It is also known that the Trinity (Superman, Batman, Wonder Woman) will play an important part in the story. Most DC events that wanna show the importance focuses on these three. But I’m sure The Flash (Barry Allen, Jay Garrick and Wally West) will play important roles as those three have been the main anchors besides Superman for this event. The less I really know about the event, the better honestly. I have complete faith in Geoff Johns. He does not always knock it out of the park but who really does? But there is always something I like about Johns and that he puts it all into his work. It also probably helps is that he doesn’t write any other books at the moment and so can put all his effort into this one. DC Comics has gotten me into their latest event and refueled by DC Comics addiction that I haven’t had since 2005. This is more than I can say about the other major comic book publisher lately.
Flashpoint is one of those recent comic book storyline events that I feel is a tad overrated. I remember when it came out that I was happy as to how short it was (five issues) but I still felt that it was padded out. It could have been a three issue event. I think why it is somewhat remembered fondly is because of all the events surrounding it. The alternate world that The Flash created where everything was the same but just slightly tweaked. Batman was now Thomas Wayne and Bruce Wayne was killed instead. Kal-El was never found by the Kents and instead picked up by the government and was something of an invalid. Aquaman and Wonder woman were monarchs waging a world war with one another. The actual event of the miniseries with The Flash trying to fix the world from his own mistake seems to go unmentioned a lot when actually talking about the event.

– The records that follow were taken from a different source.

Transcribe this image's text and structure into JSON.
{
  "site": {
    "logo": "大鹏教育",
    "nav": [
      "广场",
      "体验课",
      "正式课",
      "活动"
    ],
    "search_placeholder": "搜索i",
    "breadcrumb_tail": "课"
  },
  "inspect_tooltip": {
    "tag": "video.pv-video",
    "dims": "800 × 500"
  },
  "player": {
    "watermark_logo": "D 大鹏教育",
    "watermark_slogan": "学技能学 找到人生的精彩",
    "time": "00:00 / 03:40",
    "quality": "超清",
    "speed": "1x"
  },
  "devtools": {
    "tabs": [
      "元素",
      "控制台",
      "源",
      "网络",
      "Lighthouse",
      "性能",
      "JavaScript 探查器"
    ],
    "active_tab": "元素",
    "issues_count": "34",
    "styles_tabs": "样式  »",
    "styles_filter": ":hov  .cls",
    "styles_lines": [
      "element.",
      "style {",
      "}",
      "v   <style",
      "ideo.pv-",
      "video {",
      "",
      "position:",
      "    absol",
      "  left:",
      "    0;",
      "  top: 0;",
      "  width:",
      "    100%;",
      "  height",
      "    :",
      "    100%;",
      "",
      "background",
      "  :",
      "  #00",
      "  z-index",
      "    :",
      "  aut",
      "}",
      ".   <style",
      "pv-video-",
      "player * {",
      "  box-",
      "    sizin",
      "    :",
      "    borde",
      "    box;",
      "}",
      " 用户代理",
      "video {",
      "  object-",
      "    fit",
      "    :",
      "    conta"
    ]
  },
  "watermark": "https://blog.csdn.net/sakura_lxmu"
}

So at San Diego Comic Con 2017, Geoff Johns announced that The Flash movie would be based on the series, it got people excited. The best thing about Flashpoint is that it is an interesting way to tell an origin story. The Flash’s origin plays an important role in the story as the whole event kicks off when he travels back in time to prevent his mother’s murder when he was a kid. It was done by his arch enemy; the time travelling Reverse Flash. You can tick many boxes by going this route instead of just showing the hero getting his powers and fighting his arch enemy route that many superhero movies take. Plus we’ve already seen The Flash in Batman v. Superman: Dawn of Justice, Suicide Squad and Justice League by that point.
The movie also serves as a way to do a soft reboot of the DCEU. There have been a few questionable choices made through the earlier films that many would like to see be gone. There is the whole Ben Affleck not wanting to be Batman thing as well. A key detail in the comic Flashpoint and even the animated adaptation, they show the world pre Flashpoint and post. The pre Flashpoint versions of the heroes look very different from the post Flashpoint ones, mostly in costumes. But the films can go a different route by showing Ben Affleck as Batman before Flashpoint and then post, have his replacement in the role. After X-Men: Days of Future Past, I think movie going audiences are a bit more understanding of how these things work.
Flashpoint was already very loosely adapted in the currently running Flash television series. That version left a lot to be desired. So one thing that the movie has going for is a larger budget and the ability for cool cameos from other actors in the DCEU. I’d be interested in seeing a skinny and tiny Henry Cavill. But the movie is still a ways off so who knows. Since the DCEU is very different from the DC Comics, it will have to make its own Flashpoint and that leaves things exciting. I honestly hope that the film smooths the bumpy road that the DCEU has faced and it’s a good ride afterwards.